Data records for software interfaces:
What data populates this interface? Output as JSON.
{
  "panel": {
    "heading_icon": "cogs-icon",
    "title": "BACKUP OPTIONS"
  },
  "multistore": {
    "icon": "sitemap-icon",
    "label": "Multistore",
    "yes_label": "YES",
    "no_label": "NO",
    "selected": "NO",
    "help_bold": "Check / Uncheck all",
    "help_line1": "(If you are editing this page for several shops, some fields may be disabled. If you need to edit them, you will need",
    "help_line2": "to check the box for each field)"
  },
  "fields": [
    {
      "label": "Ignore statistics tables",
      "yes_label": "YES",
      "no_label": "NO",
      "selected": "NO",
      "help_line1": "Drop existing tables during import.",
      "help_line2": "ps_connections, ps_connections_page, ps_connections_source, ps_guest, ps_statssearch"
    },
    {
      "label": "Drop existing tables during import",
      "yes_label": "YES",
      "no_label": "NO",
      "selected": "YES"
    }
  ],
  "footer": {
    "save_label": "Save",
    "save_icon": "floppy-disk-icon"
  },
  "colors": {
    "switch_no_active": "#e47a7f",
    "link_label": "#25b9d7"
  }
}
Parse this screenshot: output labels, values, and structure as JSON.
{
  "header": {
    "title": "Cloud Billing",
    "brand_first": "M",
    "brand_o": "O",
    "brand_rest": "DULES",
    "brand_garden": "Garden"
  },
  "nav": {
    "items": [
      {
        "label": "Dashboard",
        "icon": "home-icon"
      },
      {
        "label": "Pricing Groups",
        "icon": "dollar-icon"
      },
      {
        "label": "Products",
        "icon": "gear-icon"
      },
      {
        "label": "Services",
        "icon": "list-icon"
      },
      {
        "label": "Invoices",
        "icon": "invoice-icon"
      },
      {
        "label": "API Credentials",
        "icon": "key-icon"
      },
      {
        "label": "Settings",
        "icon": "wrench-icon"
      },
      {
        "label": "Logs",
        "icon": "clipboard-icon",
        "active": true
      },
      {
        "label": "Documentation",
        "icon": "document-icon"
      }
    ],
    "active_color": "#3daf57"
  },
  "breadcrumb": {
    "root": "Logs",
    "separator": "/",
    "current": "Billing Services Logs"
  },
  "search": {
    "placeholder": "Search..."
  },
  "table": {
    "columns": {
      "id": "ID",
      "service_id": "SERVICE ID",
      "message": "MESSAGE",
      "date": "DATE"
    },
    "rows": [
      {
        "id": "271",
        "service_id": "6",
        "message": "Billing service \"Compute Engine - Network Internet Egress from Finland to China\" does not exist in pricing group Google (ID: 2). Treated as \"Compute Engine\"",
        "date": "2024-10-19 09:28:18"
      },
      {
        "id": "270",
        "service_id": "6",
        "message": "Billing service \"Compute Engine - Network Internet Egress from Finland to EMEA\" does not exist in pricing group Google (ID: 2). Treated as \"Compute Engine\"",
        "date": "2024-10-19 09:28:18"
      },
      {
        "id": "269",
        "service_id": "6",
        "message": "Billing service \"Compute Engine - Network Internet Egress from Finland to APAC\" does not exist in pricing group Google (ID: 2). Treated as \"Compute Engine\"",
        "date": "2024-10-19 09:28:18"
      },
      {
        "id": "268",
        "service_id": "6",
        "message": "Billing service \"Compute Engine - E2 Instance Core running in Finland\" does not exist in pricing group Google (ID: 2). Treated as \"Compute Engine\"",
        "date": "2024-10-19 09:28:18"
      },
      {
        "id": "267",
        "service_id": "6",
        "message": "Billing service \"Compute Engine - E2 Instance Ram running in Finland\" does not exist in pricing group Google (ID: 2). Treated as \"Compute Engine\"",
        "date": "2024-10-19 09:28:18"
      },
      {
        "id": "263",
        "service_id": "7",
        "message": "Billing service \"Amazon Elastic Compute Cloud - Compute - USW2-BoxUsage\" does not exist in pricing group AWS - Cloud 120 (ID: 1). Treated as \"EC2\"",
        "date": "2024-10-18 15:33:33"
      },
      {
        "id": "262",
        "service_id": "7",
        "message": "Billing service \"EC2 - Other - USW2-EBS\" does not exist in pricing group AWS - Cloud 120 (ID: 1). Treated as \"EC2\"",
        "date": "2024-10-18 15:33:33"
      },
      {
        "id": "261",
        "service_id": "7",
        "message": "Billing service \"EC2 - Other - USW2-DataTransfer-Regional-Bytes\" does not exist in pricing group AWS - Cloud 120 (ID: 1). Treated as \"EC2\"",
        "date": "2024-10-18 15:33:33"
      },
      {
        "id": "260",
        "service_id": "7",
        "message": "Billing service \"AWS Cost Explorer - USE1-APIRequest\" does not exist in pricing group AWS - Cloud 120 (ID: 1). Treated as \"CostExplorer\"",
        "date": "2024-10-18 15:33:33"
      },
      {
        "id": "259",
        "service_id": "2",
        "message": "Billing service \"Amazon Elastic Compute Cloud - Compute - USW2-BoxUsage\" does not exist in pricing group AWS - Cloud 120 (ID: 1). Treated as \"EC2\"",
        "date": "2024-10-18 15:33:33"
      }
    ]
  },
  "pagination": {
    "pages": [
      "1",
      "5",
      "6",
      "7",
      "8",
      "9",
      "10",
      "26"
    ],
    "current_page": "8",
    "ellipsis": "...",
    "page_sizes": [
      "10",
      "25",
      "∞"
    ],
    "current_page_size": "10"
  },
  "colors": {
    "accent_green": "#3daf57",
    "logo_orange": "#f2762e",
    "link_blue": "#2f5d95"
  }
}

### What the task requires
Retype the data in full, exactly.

### Output for this task
What data populates this interface? Output as JSON.
{
  "panel": {
    "heading_icon": "cogs-icon",
    "title": "BACKUP OPTIONS"
  },
  "multistore": {
    "icon": "sitemap-icon",
    "label": "Multistore",
    "yes_label": "YES",
    "no_label": "NO",
    "selected": "NO",
    "help_bold": "Check / Uncheck all",
    "help_line1": "(If you are editing this page for several shops, some fields may be disabled. If you need to edit them, you will need",
    "help_line2": "to check the box for each field)"
  },
  "fields": [
    {
      "label": "Ignore statistics tables",
      "yes_label": "YES",
      "no_label": "NO",
      "selected": "NO",
      "help_line1": "Drop existing tables during import.",
      "help_line2": "ps_connections, ps_connections_page, ps_connections_source, ps_guest, ps_statssearch"
    },
    {
      "label": "Drop existing tables during import",
      "yes_label": "YES",
      "no_label": "NO",
      "selected": "YES"
    }
  ],
  "footer": {
    "save_label": "Save",
    "save_icon": "floppy-disk-icon"
  },
  "colors": {
    "switch_no_active": "#e47a7f",
    "link_label": "#25b9d7"
  }
}
Parse this screenshot: output labels, values, and structure as JSON.
{
  "header": {
    "title": "Cloud Billing",
    "brand_first": "M",
    "brand_o": "O",
    "brand_rest": "DULES",
    "brand_garden": "Garden"
  },
  "nav": {
    "items": [
      {
        "label": "Dashboard",
        "icon": "home-icon"
      },
      {
        "label": "Pricing Groups",
        "icon": "dollar-icon"
      },
      {
        "label": "Products",
        "icon": "gear-icon"
      },
      {
        "label": "Services",
        "icon": "list-icon"
      },
      {
        "label": "Invoices",
        "icon": "invoice-icon"
      },
      {
        "label": "API Credentials",
        "icon": "key-icon"
      },
      {
        "label": "Settings",
        "icon": "wrench-icon"
      },
      {
        "label": "Logs",
        "icon": "clipboard-icon",
        "active": true
      },
      {
        "label": "Documentation",
        "icon": "document-icon"
      }
    ],
    "active_color": "#3daf57"
  },
  "breadcrumb": {
    "root": "Logs",
    "separator": "/",
    "current": "Billing Services Logs"
  },
  "search": {
    "placeholder": "Search..."
  },
  "table": {
    "columns": {
      "id": "ID",
      "service_id": "SERVICE ID",
      "message": "MESSAGE",
      "date": "DATE"
    },
    "rows": [
      {
        "id": "271",
        "service_id": "6",
        "message": "Billing service \"Compute Engine - Network Internet Egress from Finland to China\" does not exist in pricing group Google (ID: 2). Treated as \"Compute Engine\"",
        "date": "2024-10-19 09:28:18"
      },
      {
        "id": "270",
        "service_id": "6",
        "message": "Billing service \"Compute Engine - Network Internet Egress from Finland to EMEA\" does not exist in pricing group Google (ID: 2). Treated as \"Compute Engine\"",
        "date": "2024-10-19 09:28:18"
      },
      {
        "id": "269",
        "service_id": "6",
        "message": "Billing service \"Compute Engine - Network Internet Egress from Finland to APAC\" does not exist in pricing group Google (ID: 2). Treated as \"Compute Engine\"",
        "date": "2024-10-19 09:28:18"
      },
      {
        "id": "268",
        "service_id": "6",
        "message": "Billing service \"Compute Engine - E2 Instance Core running in Finland\" does not exist in pricing group Google (ID: 2). Treated as \"Compute Engine\"",
        "date": "2024-10-19 09:28:18"
      },
      {
        "id": "267",
        "service_id": "6",
        "message": "Billing service \"Compute Engine - E2 Instance Ram running in Finland\" does not exist in pricing group Google (ID: 2). Treated as \"Compute Engine\"",
        "date": "2024-10-19 09:28:18"
      },
      {
        "id": "263",
        "service_id": "7",
        "message": "Billing service \"Amazon Elastic Compute Cloud - Compute - USW2-BoxUsage\" does not exist in pricing group AWS - Cloud 120 (ID: 1). Treated as \"EC2\"",
        "date": "2024-10-18 15:33:33"
      },
      {
        "id": "262",
        "service_id": "7",
        "message": "Billing service \"EC2 - Other - USW2-EBS\" does not exist in pricing group AWS - Cloud 120 (ID: 1). Treated as \"EC2\"",
        "date": "2024-10-18 15:33:33"
      },
      {
        "id": "261",
        "service_id": "7",
        "message": "Billing service \"EC2 - Other - USW2-DataTransfer-Regional-Bytes\" does not exist in pricing group AWS - Cloud 120 (ID: 1). Treated as \"EC2\"",
        "date": "2024-10-18 15:33:33"
      },
      {
        "id": "260",
        "service_id": "7",
        "message": "Billing service \"AWS Cost Explorer - USE1-APIRequest\" does not exist in pricing group AWS - Cloud 120 (ID: 1). Treated as \"CostExplorer\"",
        "date": "2024-10-18 15:33:33"
      },
      {
        "id": "259",
        "service_id": "2",
        "message": "Billing service \"Amazon Elastic Compute Cloud - Compute - USW2-BoxUsage\" does not exist in pricing group AWS - Cloud 120 (ID: 1). Treated as \"EC2\"",
        "date": "2024-10-18 15:33:33"
      }
    ]
  },
  "pagination": {
    "pages": [
      "1",
      "5",
      "6",
      "7",
      "8",
      "9",
      "10",
      "26"
    ],
    "current_page": "8",
    "ellipsis": "...",
    "page_sizes": [
      "10",
      "25",
      "∞"
    ],
    "current_page_size": "10"
  },
  "colors": {
    "accent_green": "#3daf57",
    "logo_orange": "#f2762e",
    "link_blue": "#2f5d95"
  }
}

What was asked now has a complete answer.